Records for the task:

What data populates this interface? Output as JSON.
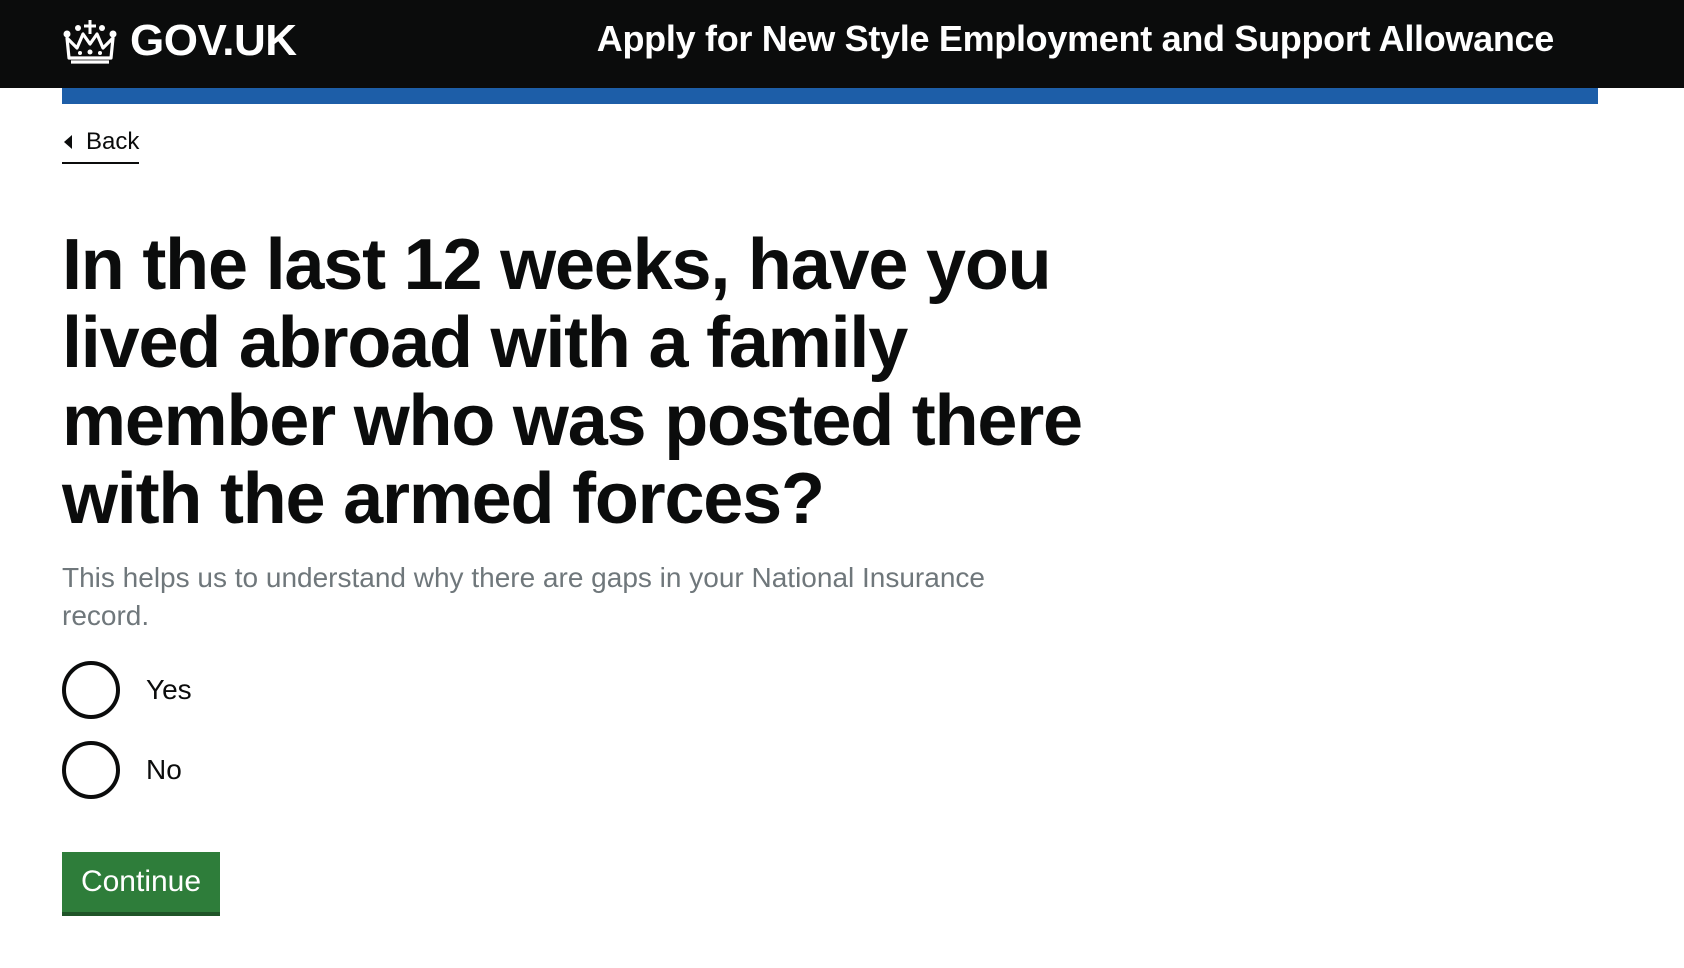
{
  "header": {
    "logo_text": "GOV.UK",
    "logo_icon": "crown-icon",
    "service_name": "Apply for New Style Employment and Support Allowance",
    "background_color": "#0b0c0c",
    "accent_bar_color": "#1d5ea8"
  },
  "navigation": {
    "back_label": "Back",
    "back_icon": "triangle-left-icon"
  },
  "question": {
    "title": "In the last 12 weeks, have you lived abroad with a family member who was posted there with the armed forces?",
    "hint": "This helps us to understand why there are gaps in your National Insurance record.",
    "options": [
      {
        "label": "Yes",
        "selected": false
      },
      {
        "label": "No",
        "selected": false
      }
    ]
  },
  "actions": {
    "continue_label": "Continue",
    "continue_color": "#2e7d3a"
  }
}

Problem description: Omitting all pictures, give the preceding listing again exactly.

Final answer:
What data populates this interface? Output as JSON.
{
  "header": {
    "logo_text": "GOV.UK",
    "logo_icon": "crown-icon",
    "service_name": "Apply for New Style Employment and Support Allowance",
    "background_color": "#0b0c0c",
    "accent_bar_color": "#1d5ea8"
  },
  "navigation": {
    "back_label": "Back",
    "back_icon": "triangle-left-icon"
  },
  "question": {
    "title": "In the last 12 weeks, have you lived abroad with a family member who was posted there with the armed forces?",
    "hint": "This helps us to understand why there are gaps in your National Insurance record.",
    "options": [
      {
        "label": "Yes",
        "selected": false
      },
      {
        "label": "No",
        "selected": false
      }
    ]
  },
  "actions": {
    "continue_label": "Continue",
    "continue_color": "#2e7d3a"
  }
}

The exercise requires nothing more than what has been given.